Until now, microbiome research is largely ignoring key features of normal gut physiology; it also does not take into account mass phenomena and relies largely on relative composition data. This argues for more caution in making scientific claims. In this Webinar I shall address how normal gut functions turn out to be amongst the most influential determinants of the microbiome in its quantitative and qualitative (diversity) dimensions. That includes the overall bacterial mass relative to host body mass as a crucial factor when translating findings in rodents to the human condition – in particular, when talking about effects on body weight. I shall also ask whether the microbiome serves as a reporter for alterations in gut physiology observed in a variety of diseases (Alzheimer, Parkinson, Diabetes) or whether it is indeed involved in disease initiation and progression.
Hannelore Daniel held the position of Chair of Physiology of Human Nutrition at the Technical University of Munich (TUM), Germany. Her main research interests are control mechanisms in mammalian metabolism; studied in model organisms and in humans by using a diversity of cell and molecular techniques and metabolomics for more comprehensive and better phenotyping. Some of the research relates directly to approaches for personalised nutrition. Hannelore is a nutrition expert by training and has worked in Germany, UK and USA. She is a member of the German National Academy of Sciences and an advisor for national and international funding agencies, research centres, companies and the government.
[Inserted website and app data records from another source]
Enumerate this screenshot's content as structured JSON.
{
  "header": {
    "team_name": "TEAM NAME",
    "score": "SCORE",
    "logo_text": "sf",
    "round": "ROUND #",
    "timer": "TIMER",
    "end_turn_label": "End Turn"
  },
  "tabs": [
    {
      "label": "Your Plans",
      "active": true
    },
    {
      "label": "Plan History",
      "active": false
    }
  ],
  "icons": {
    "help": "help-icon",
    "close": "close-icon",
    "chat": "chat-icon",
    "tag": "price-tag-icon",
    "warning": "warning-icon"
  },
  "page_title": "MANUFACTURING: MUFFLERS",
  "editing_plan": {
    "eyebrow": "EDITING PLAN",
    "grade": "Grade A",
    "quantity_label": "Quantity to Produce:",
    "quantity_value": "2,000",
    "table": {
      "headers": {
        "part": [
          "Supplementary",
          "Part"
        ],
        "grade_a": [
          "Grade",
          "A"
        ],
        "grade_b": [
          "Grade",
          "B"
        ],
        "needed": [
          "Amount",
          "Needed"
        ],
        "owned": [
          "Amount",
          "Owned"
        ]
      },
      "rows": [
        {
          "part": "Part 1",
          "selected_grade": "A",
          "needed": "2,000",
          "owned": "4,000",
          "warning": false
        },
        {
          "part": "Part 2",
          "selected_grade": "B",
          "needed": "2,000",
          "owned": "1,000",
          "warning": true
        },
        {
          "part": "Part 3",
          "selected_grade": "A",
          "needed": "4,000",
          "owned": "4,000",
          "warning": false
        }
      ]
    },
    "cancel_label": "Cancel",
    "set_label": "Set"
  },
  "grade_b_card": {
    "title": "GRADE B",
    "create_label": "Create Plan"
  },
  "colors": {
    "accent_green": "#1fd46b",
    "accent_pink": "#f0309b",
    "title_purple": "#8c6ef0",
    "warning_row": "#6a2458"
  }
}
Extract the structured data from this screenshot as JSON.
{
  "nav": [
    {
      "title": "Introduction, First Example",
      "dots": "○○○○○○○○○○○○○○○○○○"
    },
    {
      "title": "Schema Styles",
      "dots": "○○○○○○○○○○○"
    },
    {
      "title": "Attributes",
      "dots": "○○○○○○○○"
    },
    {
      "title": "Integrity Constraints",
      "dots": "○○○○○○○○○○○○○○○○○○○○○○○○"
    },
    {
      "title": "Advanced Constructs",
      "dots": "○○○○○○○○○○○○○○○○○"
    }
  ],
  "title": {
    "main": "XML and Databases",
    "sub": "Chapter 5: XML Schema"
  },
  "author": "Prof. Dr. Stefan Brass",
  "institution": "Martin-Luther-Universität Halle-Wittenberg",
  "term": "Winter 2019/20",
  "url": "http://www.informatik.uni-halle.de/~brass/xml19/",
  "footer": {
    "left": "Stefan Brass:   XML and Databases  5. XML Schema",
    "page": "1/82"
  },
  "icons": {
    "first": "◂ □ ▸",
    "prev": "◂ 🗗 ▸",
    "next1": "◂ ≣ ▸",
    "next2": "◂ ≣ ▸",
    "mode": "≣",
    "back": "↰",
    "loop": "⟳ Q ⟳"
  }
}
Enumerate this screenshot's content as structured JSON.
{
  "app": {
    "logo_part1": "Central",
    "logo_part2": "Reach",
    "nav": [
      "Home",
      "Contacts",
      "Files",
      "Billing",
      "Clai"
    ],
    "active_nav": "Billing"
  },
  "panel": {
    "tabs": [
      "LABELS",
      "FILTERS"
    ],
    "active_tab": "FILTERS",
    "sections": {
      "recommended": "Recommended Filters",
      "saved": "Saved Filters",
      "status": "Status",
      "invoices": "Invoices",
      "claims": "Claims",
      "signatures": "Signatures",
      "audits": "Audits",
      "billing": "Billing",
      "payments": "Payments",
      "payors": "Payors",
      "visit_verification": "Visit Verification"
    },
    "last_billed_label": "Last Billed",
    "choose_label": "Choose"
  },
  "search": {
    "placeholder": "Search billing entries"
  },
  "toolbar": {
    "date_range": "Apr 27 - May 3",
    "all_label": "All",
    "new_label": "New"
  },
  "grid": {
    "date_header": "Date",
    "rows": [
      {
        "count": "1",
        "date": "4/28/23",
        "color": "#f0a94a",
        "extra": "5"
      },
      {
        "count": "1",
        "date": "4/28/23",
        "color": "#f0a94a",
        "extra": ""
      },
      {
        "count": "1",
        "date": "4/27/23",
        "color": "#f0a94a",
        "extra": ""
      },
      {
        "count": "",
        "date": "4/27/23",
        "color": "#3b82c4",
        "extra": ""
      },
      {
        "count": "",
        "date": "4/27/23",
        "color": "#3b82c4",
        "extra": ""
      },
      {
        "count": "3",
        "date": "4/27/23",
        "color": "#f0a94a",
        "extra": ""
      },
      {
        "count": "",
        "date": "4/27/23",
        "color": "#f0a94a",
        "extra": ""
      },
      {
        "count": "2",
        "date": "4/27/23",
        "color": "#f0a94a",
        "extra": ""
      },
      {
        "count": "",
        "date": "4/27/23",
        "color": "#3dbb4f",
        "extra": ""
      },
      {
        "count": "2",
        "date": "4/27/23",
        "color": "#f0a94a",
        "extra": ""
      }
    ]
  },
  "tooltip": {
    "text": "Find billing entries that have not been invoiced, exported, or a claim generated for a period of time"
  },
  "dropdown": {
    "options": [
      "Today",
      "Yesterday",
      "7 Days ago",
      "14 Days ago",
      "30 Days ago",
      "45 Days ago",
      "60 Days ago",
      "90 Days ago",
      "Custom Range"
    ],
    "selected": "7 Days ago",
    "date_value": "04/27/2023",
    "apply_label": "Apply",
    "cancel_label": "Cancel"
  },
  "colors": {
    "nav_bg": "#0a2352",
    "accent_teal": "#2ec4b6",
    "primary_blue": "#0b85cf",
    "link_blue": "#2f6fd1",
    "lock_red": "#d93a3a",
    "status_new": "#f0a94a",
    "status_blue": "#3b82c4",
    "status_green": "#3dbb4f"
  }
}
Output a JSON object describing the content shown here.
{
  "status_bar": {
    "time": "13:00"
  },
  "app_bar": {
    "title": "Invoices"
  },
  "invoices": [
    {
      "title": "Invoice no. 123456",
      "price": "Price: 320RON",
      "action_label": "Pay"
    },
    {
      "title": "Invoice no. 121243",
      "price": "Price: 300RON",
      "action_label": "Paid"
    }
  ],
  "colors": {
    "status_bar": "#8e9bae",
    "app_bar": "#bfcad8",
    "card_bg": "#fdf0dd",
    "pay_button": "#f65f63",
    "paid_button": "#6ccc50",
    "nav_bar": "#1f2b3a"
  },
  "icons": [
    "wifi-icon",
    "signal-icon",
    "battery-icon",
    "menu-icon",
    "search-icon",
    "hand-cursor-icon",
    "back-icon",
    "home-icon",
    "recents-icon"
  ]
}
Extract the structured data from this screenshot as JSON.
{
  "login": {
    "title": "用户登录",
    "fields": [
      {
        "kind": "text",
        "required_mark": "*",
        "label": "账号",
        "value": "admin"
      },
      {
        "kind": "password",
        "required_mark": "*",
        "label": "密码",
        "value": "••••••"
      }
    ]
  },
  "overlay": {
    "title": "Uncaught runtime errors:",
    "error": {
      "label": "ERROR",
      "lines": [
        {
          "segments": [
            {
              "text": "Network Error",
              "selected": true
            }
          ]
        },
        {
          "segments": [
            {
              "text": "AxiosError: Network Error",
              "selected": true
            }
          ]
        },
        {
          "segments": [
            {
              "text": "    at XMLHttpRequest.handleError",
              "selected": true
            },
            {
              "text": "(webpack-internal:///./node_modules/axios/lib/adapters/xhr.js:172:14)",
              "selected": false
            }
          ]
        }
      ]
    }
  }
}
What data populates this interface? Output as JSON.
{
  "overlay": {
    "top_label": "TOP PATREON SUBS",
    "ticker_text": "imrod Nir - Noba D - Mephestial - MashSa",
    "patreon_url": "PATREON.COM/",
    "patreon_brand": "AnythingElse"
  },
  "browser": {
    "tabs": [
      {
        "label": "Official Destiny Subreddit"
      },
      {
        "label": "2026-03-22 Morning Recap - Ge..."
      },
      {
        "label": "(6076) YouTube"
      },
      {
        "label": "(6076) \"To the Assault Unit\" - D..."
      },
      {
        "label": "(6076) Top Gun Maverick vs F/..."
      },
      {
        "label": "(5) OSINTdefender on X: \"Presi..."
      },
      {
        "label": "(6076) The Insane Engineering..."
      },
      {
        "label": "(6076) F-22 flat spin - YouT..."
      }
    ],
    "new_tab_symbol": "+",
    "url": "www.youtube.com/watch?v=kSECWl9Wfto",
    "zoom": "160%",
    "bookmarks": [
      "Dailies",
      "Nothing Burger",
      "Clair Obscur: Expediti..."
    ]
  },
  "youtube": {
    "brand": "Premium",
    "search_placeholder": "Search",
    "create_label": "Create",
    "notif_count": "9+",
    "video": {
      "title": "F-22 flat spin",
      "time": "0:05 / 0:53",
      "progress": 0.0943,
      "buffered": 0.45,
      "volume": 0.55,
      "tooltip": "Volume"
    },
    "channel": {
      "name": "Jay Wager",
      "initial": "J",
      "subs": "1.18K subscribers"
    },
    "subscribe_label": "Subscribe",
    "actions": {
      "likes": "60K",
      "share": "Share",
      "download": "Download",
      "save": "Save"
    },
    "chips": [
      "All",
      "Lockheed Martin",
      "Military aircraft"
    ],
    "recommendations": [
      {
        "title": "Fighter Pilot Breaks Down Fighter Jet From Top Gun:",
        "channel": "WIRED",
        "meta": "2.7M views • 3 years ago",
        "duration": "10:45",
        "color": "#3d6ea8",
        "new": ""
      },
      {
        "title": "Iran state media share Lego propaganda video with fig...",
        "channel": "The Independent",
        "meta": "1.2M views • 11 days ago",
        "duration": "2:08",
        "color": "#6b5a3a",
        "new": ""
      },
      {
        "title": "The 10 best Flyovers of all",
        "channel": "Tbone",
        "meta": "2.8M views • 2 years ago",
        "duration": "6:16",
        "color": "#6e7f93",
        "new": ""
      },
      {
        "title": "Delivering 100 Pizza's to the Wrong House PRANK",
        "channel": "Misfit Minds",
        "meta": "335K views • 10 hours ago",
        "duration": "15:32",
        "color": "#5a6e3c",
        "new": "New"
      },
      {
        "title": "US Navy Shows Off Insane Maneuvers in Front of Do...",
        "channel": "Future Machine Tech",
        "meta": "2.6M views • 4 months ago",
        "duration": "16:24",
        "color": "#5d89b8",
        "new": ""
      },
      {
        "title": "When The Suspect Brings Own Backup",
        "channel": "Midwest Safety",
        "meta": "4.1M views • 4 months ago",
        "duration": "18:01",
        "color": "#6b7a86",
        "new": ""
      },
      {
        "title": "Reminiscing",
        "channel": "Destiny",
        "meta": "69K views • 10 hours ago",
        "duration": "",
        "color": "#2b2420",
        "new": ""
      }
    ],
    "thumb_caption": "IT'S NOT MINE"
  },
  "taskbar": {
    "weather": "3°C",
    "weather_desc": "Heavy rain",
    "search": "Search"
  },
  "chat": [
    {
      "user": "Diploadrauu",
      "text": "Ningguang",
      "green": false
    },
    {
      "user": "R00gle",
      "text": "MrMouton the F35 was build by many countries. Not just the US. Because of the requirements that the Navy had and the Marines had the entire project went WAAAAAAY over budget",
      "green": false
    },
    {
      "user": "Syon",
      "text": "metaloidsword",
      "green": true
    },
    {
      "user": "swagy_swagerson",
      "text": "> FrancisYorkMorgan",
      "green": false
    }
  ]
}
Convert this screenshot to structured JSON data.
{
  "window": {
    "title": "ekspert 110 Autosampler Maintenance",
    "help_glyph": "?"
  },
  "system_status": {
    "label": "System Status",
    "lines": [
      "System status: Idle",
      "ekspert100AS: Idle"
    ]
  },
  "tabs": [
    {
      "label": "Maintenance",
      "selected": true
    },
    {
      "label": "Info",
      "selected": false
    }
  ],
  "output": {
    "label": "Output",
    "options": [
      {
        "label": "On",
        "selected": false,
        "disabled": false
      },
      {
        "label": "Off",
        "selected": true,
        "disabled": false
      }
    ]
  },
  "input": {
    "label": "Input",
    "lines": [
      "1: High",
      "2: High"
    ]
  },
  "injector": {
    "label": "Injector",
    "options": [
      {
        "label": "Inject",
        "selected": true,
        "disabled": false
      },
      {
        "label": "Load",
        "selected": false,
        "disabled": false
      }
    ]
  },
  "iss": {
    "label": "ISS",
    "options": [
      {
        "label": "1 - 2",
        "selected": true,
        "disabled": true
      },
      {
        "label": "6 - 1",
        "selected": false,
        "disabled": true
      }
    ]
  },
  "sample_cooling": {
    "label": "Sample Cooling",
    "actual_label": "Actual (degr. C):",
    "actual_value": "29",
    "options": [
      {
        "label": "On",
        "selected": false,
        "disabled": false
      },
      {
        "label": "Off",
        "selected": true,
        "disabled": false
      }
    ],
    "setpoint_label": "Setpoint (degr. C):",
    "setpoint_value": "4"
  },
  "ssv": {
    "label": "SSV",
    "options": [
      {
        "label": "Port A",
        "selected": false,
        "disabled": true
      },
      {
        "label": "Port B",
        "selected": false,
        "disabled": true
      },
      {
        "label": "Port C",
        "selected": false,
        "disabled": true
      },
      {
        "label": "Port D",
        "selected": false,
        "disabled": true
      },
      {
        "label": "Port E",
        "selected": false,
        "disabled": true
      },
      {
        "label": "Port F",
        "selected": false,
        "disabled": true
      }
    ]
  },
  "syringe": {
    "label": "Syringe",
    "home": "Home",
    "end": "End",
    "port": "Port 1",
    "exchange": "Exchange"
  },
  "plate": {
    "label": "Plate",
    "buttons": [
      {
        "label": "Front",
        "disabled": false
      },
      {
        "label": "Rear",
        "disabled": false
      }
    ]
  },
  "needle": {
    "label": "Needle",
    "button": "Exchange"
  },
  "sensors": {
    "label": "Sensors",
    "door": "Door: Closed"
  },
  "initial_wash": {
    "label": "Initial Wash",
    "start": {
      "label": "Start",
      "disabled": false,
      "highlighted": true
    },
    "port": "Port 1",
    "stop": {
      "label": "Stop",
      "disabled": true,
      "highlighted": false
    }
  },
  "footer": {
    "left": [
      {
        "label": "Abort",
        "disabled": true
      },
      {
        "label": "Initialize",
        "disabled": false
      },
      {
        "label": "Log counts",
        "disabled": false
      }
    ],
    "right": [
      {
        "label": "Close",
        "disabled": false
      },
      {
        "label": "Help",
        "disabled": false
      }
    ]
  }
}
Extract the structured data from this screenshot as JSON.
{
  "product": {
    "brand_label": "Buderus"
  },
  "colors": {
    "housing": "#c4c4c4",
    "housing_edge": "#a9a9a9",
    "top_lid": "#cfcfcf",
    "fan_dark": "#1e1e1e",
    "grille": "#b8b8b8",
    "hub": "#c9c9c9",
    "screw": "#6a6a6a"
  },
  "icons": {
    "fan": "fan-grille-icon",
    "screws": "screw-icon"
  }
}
Hannelore Daniel has published around 450 scientific papers and reviews and received numerous scientific awards.